### Dataset excerpts

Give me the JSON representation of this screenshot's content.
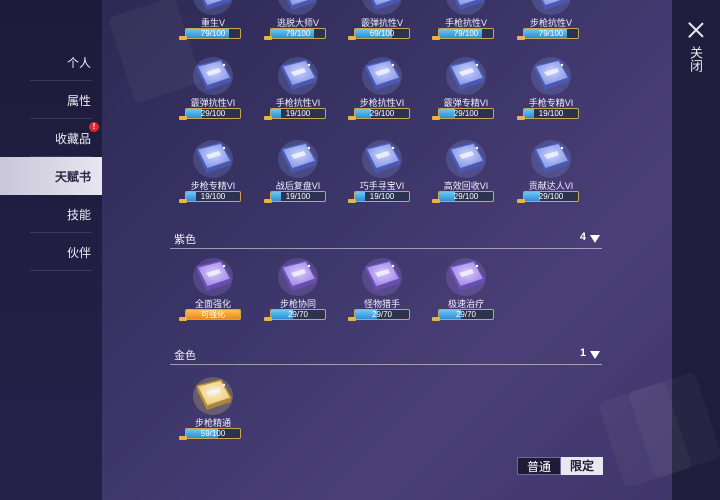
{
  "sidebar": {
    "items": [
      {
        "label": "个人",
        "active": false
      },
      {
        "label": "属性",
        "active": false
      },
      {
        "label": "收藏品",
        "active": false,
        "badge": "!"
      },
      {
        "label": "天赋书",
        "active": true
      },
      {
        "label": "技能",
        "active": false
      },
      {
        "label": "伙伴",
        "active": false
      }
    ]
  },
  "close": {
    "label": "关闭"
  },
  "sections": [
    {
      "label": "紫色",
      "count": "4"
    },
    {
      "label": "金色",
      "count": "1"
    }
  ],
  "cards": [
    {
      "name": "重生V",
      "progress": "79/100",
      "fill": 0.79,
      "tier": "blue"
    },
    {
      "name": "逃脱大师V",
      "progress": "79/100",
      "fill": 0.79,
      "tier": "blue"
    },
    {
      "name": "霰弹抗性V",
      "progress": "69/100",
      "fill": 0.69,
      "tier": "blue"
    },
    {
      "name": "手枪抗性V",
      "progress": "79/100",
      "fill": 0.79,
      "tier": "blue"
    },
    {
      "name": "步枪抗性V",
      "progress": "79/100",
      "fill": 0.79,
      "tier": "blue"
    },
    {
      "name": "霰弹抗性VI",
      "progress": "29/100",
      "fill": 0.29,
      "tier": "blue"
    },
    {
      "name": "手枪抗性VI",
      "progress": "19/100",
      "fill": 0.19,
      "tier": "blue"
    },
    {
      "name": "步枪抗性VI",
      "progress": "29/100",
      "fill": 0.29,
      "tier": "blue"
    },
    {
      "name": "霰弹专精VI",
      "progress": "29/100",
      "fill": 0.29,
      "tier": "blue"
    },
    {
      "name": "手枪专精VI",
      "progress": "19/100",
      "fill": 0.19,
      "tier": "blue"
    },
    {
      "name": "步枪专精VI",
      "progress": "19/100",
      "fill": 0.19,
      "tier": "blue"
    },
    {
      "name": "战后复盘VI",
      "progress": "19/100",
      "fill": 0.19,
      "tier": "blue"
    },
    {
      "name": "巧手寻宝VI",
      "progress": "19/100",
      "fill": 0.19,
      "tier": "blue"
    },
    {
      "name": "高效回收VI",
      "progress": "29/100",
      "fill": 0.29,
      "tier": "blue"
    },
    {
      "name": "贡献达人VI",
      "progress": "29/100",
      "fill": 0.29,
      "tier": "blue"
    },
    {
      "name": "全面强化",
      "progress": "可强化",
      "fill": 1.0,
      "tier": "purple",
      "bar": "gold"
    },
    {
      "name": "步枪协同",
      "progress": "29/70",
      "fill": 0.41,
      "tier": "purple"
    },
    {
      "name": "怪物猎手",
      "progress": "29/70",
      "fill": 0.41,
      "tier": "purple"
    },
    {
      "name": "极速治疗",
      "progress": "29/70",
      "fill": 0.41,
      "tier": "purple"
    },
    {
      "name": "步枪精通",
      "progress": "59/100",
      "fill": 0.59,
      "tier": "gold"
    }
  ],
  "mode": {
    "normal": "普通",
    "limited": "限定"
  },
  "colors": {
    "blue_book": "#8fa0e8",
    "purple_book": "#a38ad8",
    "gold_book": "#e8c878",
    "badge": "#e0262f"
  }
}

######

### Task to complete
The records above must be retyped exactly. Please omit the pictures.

### Worked solution
Give me the JSON representation of this screenshot's content.
{
  "sidebar": {
    "items": [
      {
        "label": "个人",
        "active": false
      },
      {
        "label": "属性",
        "active": false
      },
      {
        "label": "收藏品",
        "active": false,
        "badge": "!"
      },
      {
        "label": "天赋书",
        "active": true
      },
      {
        "label": "技能",
        "active": false
      },
      {
        "label": "伙伴",
        "active": false
      }
    ]
  },
  "close": {
    "label": "关闭"
  },
  "sections": [
    {
      "label": "紫色",
      "count": "4"
    },
    {
      "label": "金色",
      "count": "1"
    }
  ],
  "cards": [
    {
      "name": "重生V",
      "progress": "79/100",
      "fill": 0.79,
      "tier": "blue"
    },
    {
      "name": "逃脱大师V",
      "progress": "79/100",
      "fill": 0.79,
      "tier": "blue"
    },
    {
      "name": "霰弹抗性V",
      "progress": "69/100",
      "fill": 0.69,
      "tier": "blue"
    },
    {
      "name": "手枪抗性V",
      "progress": "79/100",
      "fill": 0.79,
      "tier": "blue"
    },
    {
      "name": "步枪抗性V",
      "progress": "79/100",
      "fill": 0.79,
      "tier": "blue"
    },
    {
      "name": "霰弹抗性VI",
      "progress": "29/100",
      "fill": 0.29,
      "tier": "blue"
    },
    {
      "name": "手枪抗性VI",
      "progress": "19/100",
      "fill": 0.19,
      "tier": "blue"
    },
    {
      "name": "步枪抗性VI",
      "progress": "29/100",
      "fill": 0.29,
      "tier": "blue"
    },
    {
      "name": "霰弹专精VI",
      "progress": "29/100",
      "fill": 0.29,
      "tier": "blue"
    },
    {
      "name": "手枪专精VI",
      "progress": "19/100",
      "fill": 0.19,
      "tier": "blue"
    },
    {
      "name": "步枪专精VI",
      "progress": "19/100",
      "fill": 0.19,
      "tier": "blue"
    },
    {
      "name": "战后复盘VI",
      "progress": "19/100",
      "fill": 0.19,
      "tier": "blue"
    },
    {
      "name": "巧手寻宝VI",
      "progress": "19/100",
      "fill": 0.19,
      "tier": "blue"
    },
    {
      "name": "高效回收VI",
      "progress": "29/100",
      "fill": 0.29,
      "tier": "blue"
    },
    {
      "name": "贡献达人VI",
      "progress": "29/100",
      "fill": 0.29,
      "tier": "blue"
    },
    {
      "name": "全面强化",
      "progress": "可强化",
      "fill": 1.0,
      "tier": "purple",
      "bar": "gold"
    },
    {
      "name": "步枪协同",
      "progress": "29/70",
      "fill": 0.41,
      "tier": "purple"
    },
    {
      "name": "怪物猎手",
      "progress": "29/70",
      "fill": 0.41,
      "tier": "purple"
    },
    {
      "name": "极速治疗",
      "progress": "29/70",
      "fill": 0.41,
      "tier": "purple"
    },
    {
      "name": "步枪精通",
      "progress": "59/100",
      "fill": 0.59,
      "tier": "gold"
    }
  ],
  "mode": {
    "normal": "普通",
    "limited": "限定"
  },
  "colors": {
    "blue_book": "#8fa0e8",
    "purple_book": "#a38ad8",
    "gold_book": "#e8c878",
    "badge": "#e0262f"
  }
}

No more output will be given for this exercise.